Department of Pathpphysiology and Transplantation University og Milan, Italy
Department of Pathophysiology and Transplantation, University of Milan, Italy
Department of Health Promotion, Mother and Child Care, Internal Medicine and Medical Specialties, G. D'Alessandro University of Palermo, Italy
Publication date: 2023-04-27
Popul. Med. 2023;5(Supplement):A1985

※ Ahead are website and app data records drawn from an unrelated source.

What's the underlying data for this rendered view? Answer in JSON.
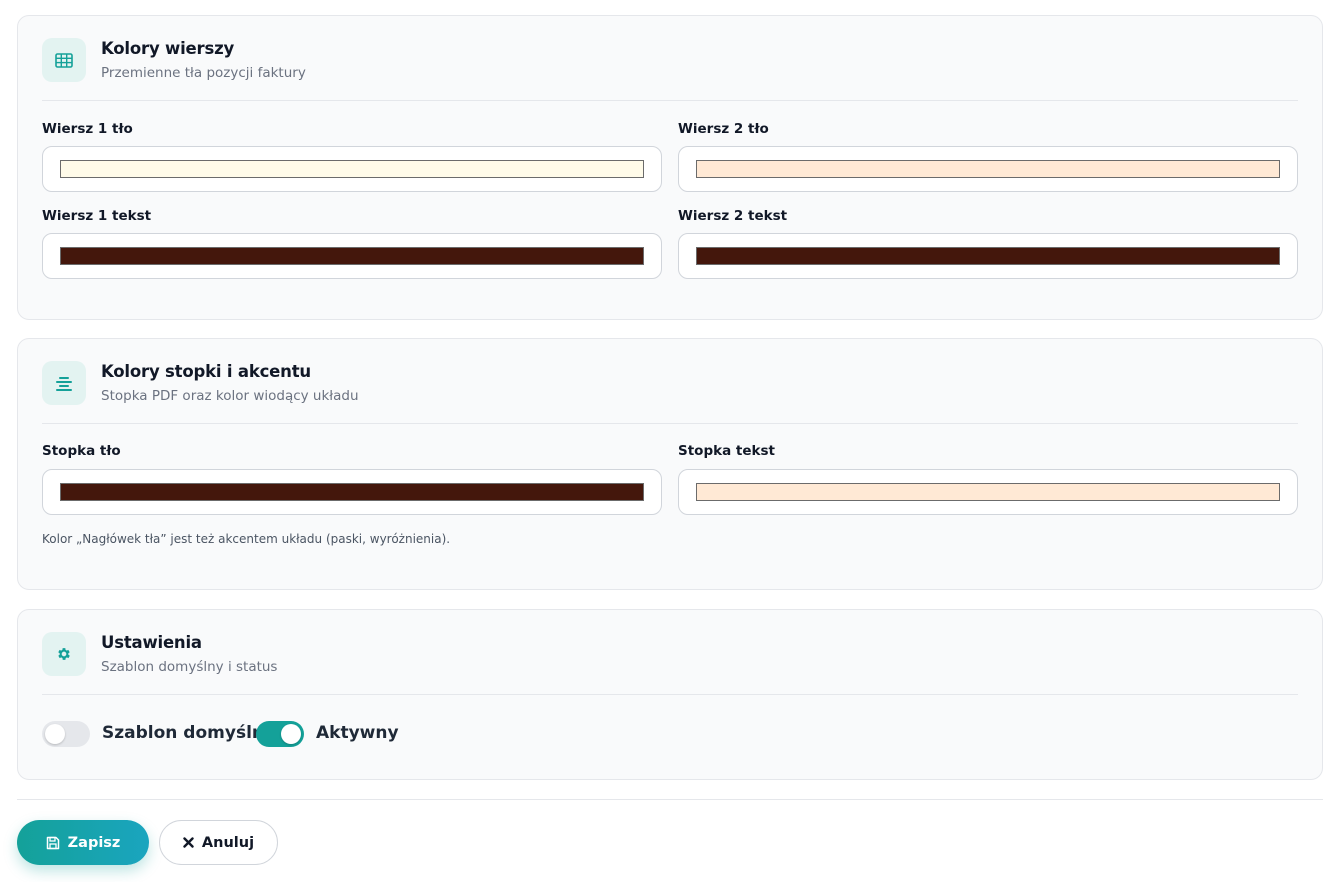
{
  "row_colors": {
    "title": "Kolory wierszy",
    "subtitle": "Przemienne tła pozycji faktury",
    "icon": "table-icon",
    "fields": [
      {
        "label": "Wiersz 1 tło",
        "color": "#fffbe9"
      },
      {
        "label": "Wiersz 2 tło",
        "color": "#ffe9d5"
      },
      {
        "label": "Wiersz 1 tekst",
        "color": "#44170c"
      },
      {
        "label": "Wiersz 2 tekst",
        "color": "#44170c"
      }
    ]
  },
  "footer_colors": {
    "title": "Kolory stopki i akcentu",
    "subtitle": "Stopka PDF oraz kolor wiodący układu",
    "icon": "align-center-icon",
    "fields": [
      {
        "label": "Stopka tło",
        "color": "#44170c"
      },
      {
        "label": "Stopka tekst",
        "color": "#ffe9d5"
      }
    ],
    "hint": "Kolor „Nagłówek tła” jest też akcentem układu (paski, wyróżnienia)."
  },
  "settings": {
    "title": "Ustawienia",
    "subtitle": "Szablon domyślny i status",
    "icon": "gear-icon",
    "toggles": [
      {
        "label": "Szablon domyślny",
        "on": false
      },
      {
        "label": "Aktywny",
        "on": true
      }
    ]
  },
  "actions": {
    "save_label": "Zapisz",
    "save_icon": "floppy-disk-icon",
    "cancel_label": "Anuluj",
    "cancel_icon": "close-icon"
  },
  "colors": {
    "accent": "#14a199",
    "toggle_off": "#e5e7eb"
  }
}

Background and Objectives: Patients affected by inflammatory bowel diseases (IBD) often require immunosuppressive treatments which may increase the risk of opportunistic infections. Several guidelines suggest to investigate patients’ vaccination status before starting any treatment and perform vaccinations against vaccine preventable diseases (VPDs). Nevertheless, vaccination rates in IBD patients are not suboptimal and may also be lower than those in general population. Aim of the study was to investigate vaccination coverage against VPDs and its possible determinants among a cohort of IBD patients. Methods: An anonymous validated questionnaire was sent by the Italian IBD patients’ association “AMICI-ETS” to their members through mailing lists and social media. Patients were asked to report their vaccination status and their attitude towards vaccinations between favorable, opposing, or uncaring. The factors influencing attitude towards vaccinations were examined calculating crude and adjusted odds-ratios (AdjORs) with 95% confidence-intervals (CIs). Results: The questionnaire was sent to 4039 patients with a response rate of 25.3% (n=1252).Socio-demographic and clinical characteristics. Overall, 79% have referred to be vaccinated against most of VPDs while 252 (20.7%) did not remember any previous vaccination. 1152 of respondents (88.8%) stated a positive attitude towards vaccines, while the rest were uncaring or against vaccinations (7.3% and 3.9% respectively). The determinant influencing the positive attitude towards vaccinations was the belief of possible return of VPDs with decline of vaccination coverage rates (AdjOR 5.67, 95% CI 3.45-9.30, p-value <0.001). Conclusions: Despite the high percentage of patients showing a positive attitude towards vaccinations which was mainly influenced by the greater awareness of VPDs with the decline of vaccination rates, study confirmed a low vaccination rate among IBD population. This may suggest a central role of physicians in prescribing vaccinations since most patients have a positive attitude, even developing vaccination campaigns to increase vaccinations’ rates in IBD patients.